def _lex_text(self): # Look for the beginning of LEFT_META meta_start = self.input.find(self._LEFT_META, self.pos) if meta_start > 0: # Found. Emit all text until then (if any) and move to the # lex_left_meta state. self.pos = meta_start if self.pos > self.tokstart: yield self._emit(TOK_TEXT) return self._lex_left_meta else: # Not found. This means we're done. There may be some text # left until EOF, so emit it if there is. self.pos = len(self.input) if self.pos > self.tokstart: yield self._emit(TOK_TEXT) # Yield None to mark "no more tokens --> EOF" # Return None to stop the main lexing loop since there is no # next state. yield None return None def _lex_left_meta(self): self.pos += len(self._LEFT_META) yield self._emit(TOK_LEFT_META) return self._lex_inside_action
For completeness, here’s the _emit helper method:
def _emit(self, toktype): """ Emit the current token """ tok = Token(toktype, self.input[self.tokstart:self.pos]) self.tokstart = self.pos return tok
Note how there are two "outlets" out of each state function. One is by yield – execution is suspended while the new token is given back to the caller. Once it’s consumed, execution proceeds right after the yield. The other is a return which signals that the current state has ended, and provides the next state function to the main lexing loop. The else branch in _lex_text shows how two tokens can be yielded one after the other, before returning. There are more examples for this in the full source code.

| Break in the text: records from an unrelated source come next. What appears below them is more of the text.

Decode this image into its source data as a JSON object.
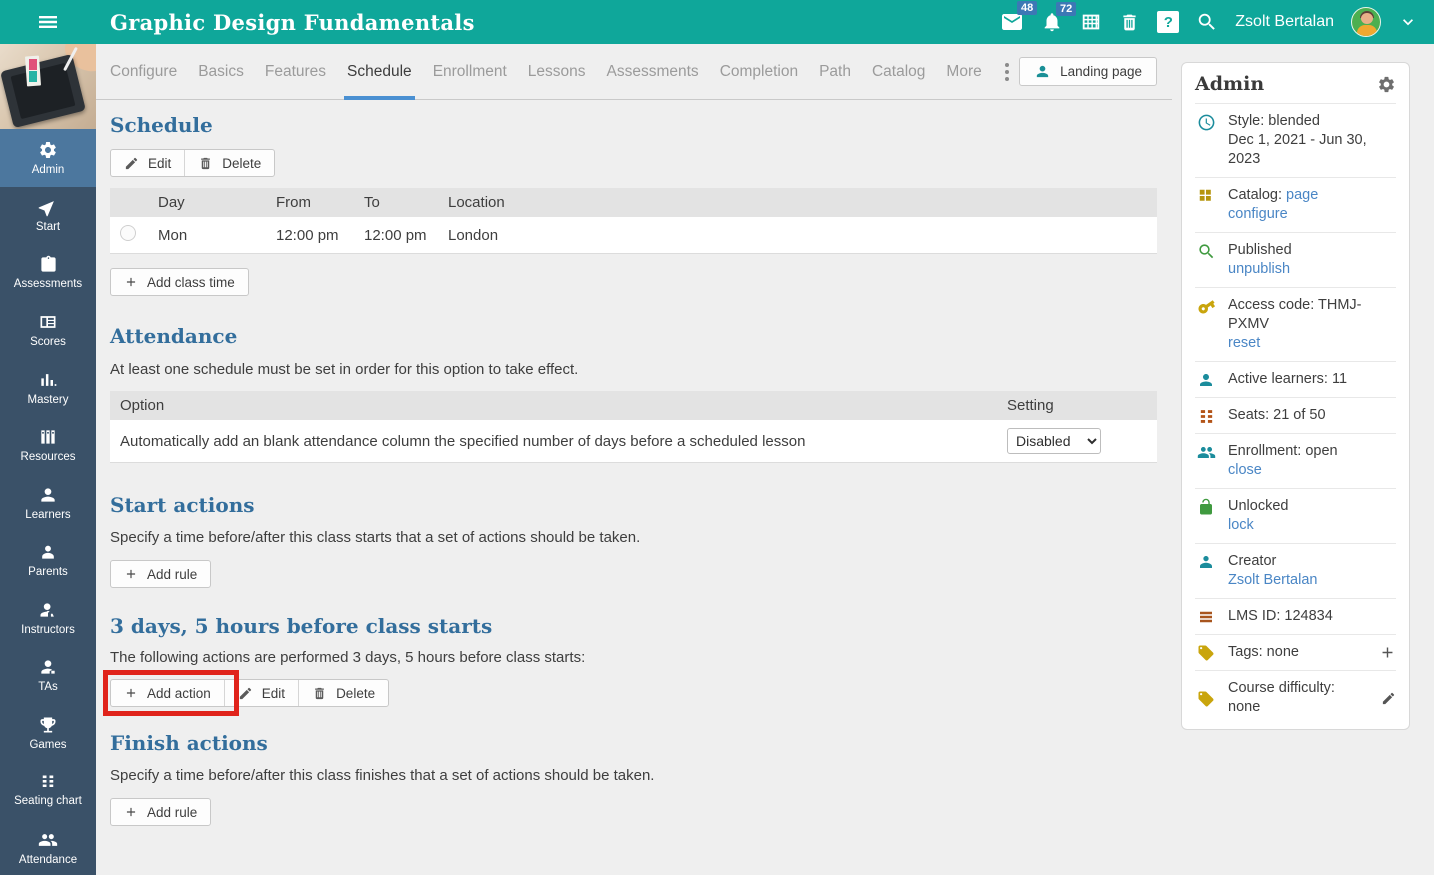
{
  "topbar": {
    "title": "Graphic Design Fundamentals",
    "messages_badge": "48",
    "notifications_badge": "72",
    "help_glyph": "?",
    "user_name": "Zsolt Bertalan"
  },
  "sidebar": {
    "items": [
      {
        "label": "Admin"
      },
      {
        "label": "Start"
      },
      {
        "label": "Assessments"
      },
      {
        "label": "Scores"
      },
      {
        "label": "Mastery"
      },
      {
        "label": "Resources"
      },
      {
        "label": "Learners"
      },
      {
        "label": "Parents"
      },
      {
        "label": "Instructors"
      },
      {
        "label": "TAs"
      },
      {
        "label": "Games"
      },
      {
        "label": "Seating chart"
      },
      {
        "label": "Attendance"
      }
    ]
  },
  "tabs": {
    "items": [
      {
        "label": "Configure"
      },
      {
        "label": "Basics"
      },
      {
        "label": "Features"
      },
      {
        "label": "Schedule"
      },
      {
        "label": "Enrollment"
      },
      {
        "label": "Lessons"
      },
      {
        "label": "Assessments"
      },
      {
        "label": "Completion"
      },
      {
        "label": "Path"
      },
      {
        "label": "Catalog"
      },
      {
        "label": "More"
      }
    ],
    "active": "Schedule",
    "landing_page_label": "Landing page"
  },
  "sections": {
    "schedule": {
      "heading": "Schedule",
      "edit_label": "Edit",
      "delete_label": "Delete",
      "table": {
        "headers": [
          "Day",
          "From",
          "To",
          "Location"
        ],
        "rows": [
          {
            "day": "Mon",
            "from": "12:00 pm",
            "to": "12:00 pm",
            "location": "London"
          }
        ]
      },
      "add_class_time_label": "Add class time"
    },
    "attendance": {
      "heading": "Attendance",
      "note": "At least one schedule must be set in order for this option to take effect.",
      "option_header": "Option",
      "setting_header": "Setting",
      "option_text": "Automatically add an blank attendance column the specified number of days before a scheduled lesson",
      "setting_value": "Disabled"
    },
    "start_actions": {
      "heading": "Start actions",
      "description": "Specify a time before/after this class starts that a set of actions should be taken.",
      "add_rule_label": "Add rule"
    },
    "rule_before_start": {
      "heading": "3 days, 5 hours before class starts",
      "description": "The following actions are performed 3 days, 5 hours before class starts:",
      "add_action_label": "Add action",
      "edit_label": "Edit",
      "delete_label": "Delete",
      "highlight_color": "#e0231b"
    },
    "finish_actions": {
      "heading": "Finish actions",
      "description": "Specify a time before/after this class finishes that a set of actions should be taken.",
      "add_rule_label": "Add rule"
    }
  },
  "admin_panel": {
    "title": "Admin",
    "rows": [
      {
        "title": "Style: blended",
        "sub": "Dec 1, 2021 - Jun 30, 2023"
      },
      {
        "title_prefix": "Catalog: ",
        "title_link": "page",
        "sub_link": "configure"
      },
      {
        "title": "Published",
        "sub_link": "unpublish"
      },
      {
        "title": "Access code: THMJ-PXMV",
        "sub_link": "reset"
      },
      {
        "title": "Active learners: 11"
      },
      {
        "title": "Seats: 21 of 50"
      },
      {
        "title": "Enrollment: open",
        "sub_link": "close"
      },
      {
        "title": "Unlocked",
        "sub_link": "lock"
      },
      {
        "title": "Creator",
        "sub_link": "Zsolt Bertalan"
      },
      {
        "title": "LMS ID: 124834"
      },
      {
        "title": "Tags: none"
      },
      {
        "title": "Course difficulty: none"
      }
    ]
  },
  "colors": {
    "topbar_teal": "#0fa79a",
    "sidebar_dark": "#3a5168",
    "sidebar_active": "#4c779e",
    "heading_blue": "#336e9c",
    "tab_underline": "#4a90d2",
    "link_blue": "#4a86c5",
    "badge_blue": "#3c78b5",
    "highlight_red": "#e0231b"
  }
}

There are two big ideas I picked up from Rob’s talk:
- When some state is finished, we know the next state, so dispatching again with a switch doesn’t feel right. Why not just directly say where we want to go next?
- When we emit a new token, do don’t want to be forced to explicitly save the state, return to the caller, and then resume from a dispatcher switch. We just want to say "suspend here, emit this token, and then continue right after". This would not be possible in a language that does not support generators or coroutines of some kind.
I believe the approach shown in my code addresses both ideas. Without the yield from construct it would be much harder to code. yield from not only allows us to call a function that acts as a sub-generator. More importantly, it allows us to both yield and return a value from the same function, with correct semantics (prior to Python 3.3, it’s impossible to do that).
It’s not perfect, however. One thing I lament is that we still have a loop in lex. It’s much more elegant than a switch dispatcher, but is it really needed? Why, instead of returning the next state function, we can’t just call it directly from the current state? The way it is currently in my code, this would eventually blow the stack up, because none of the state functions would return from these calls before EOF is reached. Therefore, I don’t think functions are the right vehicle for such a mechanism – perhaps continuations are needed here.
Also, it’s not coded as a real coroutine, although that would be possible to achieve. However, it would also impose a certain programming style on the rest of the program, which isn’t always desirable. As it stands now, this lexer is nicely self-contained. The lex method presents a simple, Pythonic generator interface that programmers are used to.
Finally, I didn’t bother researching the efficiency (speed-wise) of this approach against a classical state machine loop. Note that the code isn’t terribly speed-conscious, e.g. it copies parts of the string to tokens, which is wasteful. It’s definitely much more pleasant to write (and easier to modify) than a classical state machine, and this is very important.
P.S. I did not attempt this code to be parallel to Rob Pike’s Go code. Instead, I sought a Pythonic solution. For a more direct attempt to adapt it to Rob’s Go snippets, check out this set of gists by Piet Delport.